Changing the subject of this equation

  1. Nov 2, 2012 #1
    I am having difficulty making x the subject of the following formula.

    y = [a.e^(b.x)] + [c.e^(d.x)]

    I thought the first step would be to take the natural log of both sides of the equation:

    ln(y) = ln(a)+b.x+ln(c)+d.x

    But this does not work, even though the following is correct:

    y = a.e^x
    ln(y) = ln(a) + x

    I am a little stuck as to what to try next!

  2. jcsd
  3. Nov 2, 2012 #2


    User Avatar
    Homework Helper

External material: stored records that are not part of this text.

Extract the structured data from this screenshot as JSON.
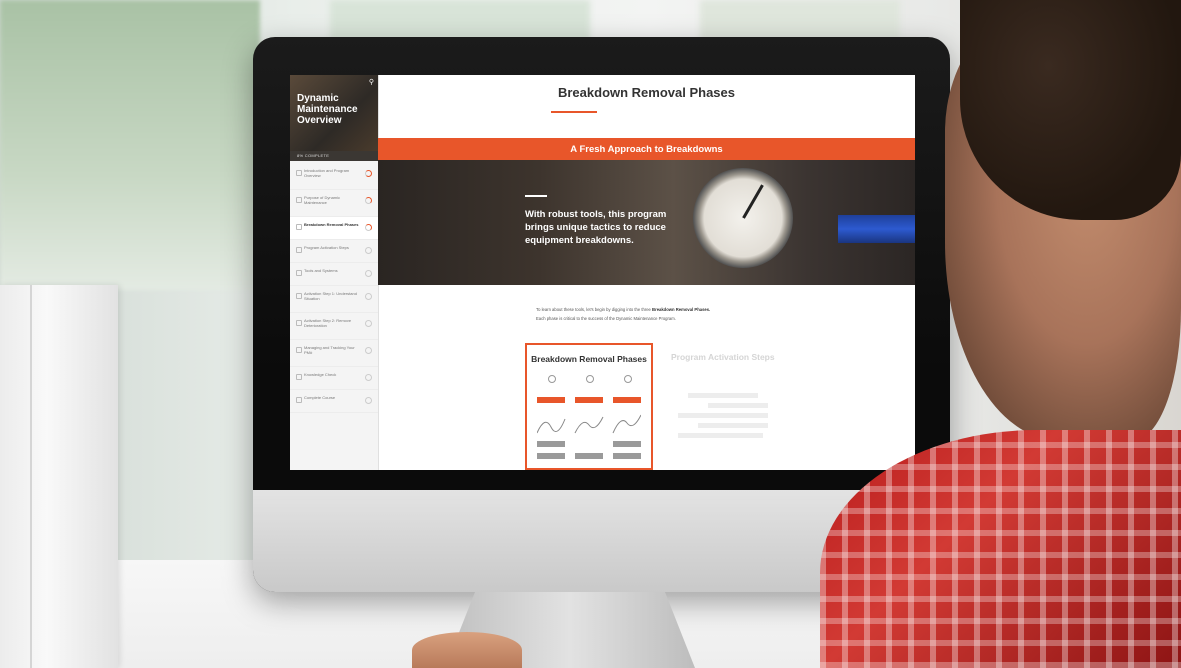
{
  "sidebar": {
    "course_title": "Dynamic Maintenance Overview",
    "progress_label": "8% COMPLETE",
    "search_icon": "search-icon",
    "items": [
      {
        "label": "Introduction and Program Overview",
        "status": "partial"
      },
      {
        "label": "Purpose of Dynamic Maintenance",
        "status": "partial"
      },
      {
        "label": "Breakdown Removal Phases",
        "status": "partial",
        "active": true
      },
      {
        "label": "Program Activation Steps",
        "status": "empty"
      },
      {
        "label": "Tools and Systems",
        "status": "empty"
      },
      {
        "label": "Activation Step 1: Understand Situation",
        "status": "empty"
      },
      {
        "label": "Activation Step 2: Remove Deterioration",
        "status": "empty"
      },
      {
        "label": "Managing and Tracking Your PM#",
        "status": "empty"
      },
      {
        "label": "Knowledge Check",
        "status": "empty"
      },
      {
        "label": "Complete Course",
        "status": "empty"
      }
    ]
  },
  "main": {
    "page_title": "Breakdown Removal Phases",
    "banner": "A Fresh Approach to Breakdowns",
    "hero_text": "With robust tools, this program brings unique tactics to reduce equipment breakdowns.",
    "intro_line1_start": "To learn about these tools, let's begin by digging into the three ",
    "intro_line1_bold": "Breakdown Removal Phases.",
    "intro_line2": "Each phase is critical to the success of the Dynamic Maintenance Program.",
    "cards": [
      {
        "title": "Breakdown Removal Phases",
        "selected": true
      },
      {
        "title": "Program Activation Steps",
        "selected": false
      }
    ]
  },
  "colors": {
    "accent": "#e8562a",
    "sidebar_bg": "#f4f4f4",
    "title_text": "#333333"
  }
}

    The problem is, you can't make x the subject! At least it's not expressible in terms of finitely many elementary functions we commonly use, such as logs, powers, trig etc.
  4. Nov 2, 2012 #3
    I had a feeling this was going to be the outcome... damnit!!
  5. Nov 2, 2012 #4


    Staff: Mentor

    The reason this doesn't work is that ln(A + B) ≠ ln(A) + ln(B). You cannot take the log of a sum and get the sum of the logs.
  6. Nov 5, 2012 #5
    I see, thankyou. So there is no way at all to make x the subject in this case?
  7. Nov 5, 2012 #6


    User Avatar
    Homework Helper

    There is, but it'd be in terms of an infinite sum, which is even less useful than just finding a numerical approximation to x.
Share this great discussion with others via Reddit, Google+, Twitter, or Facebook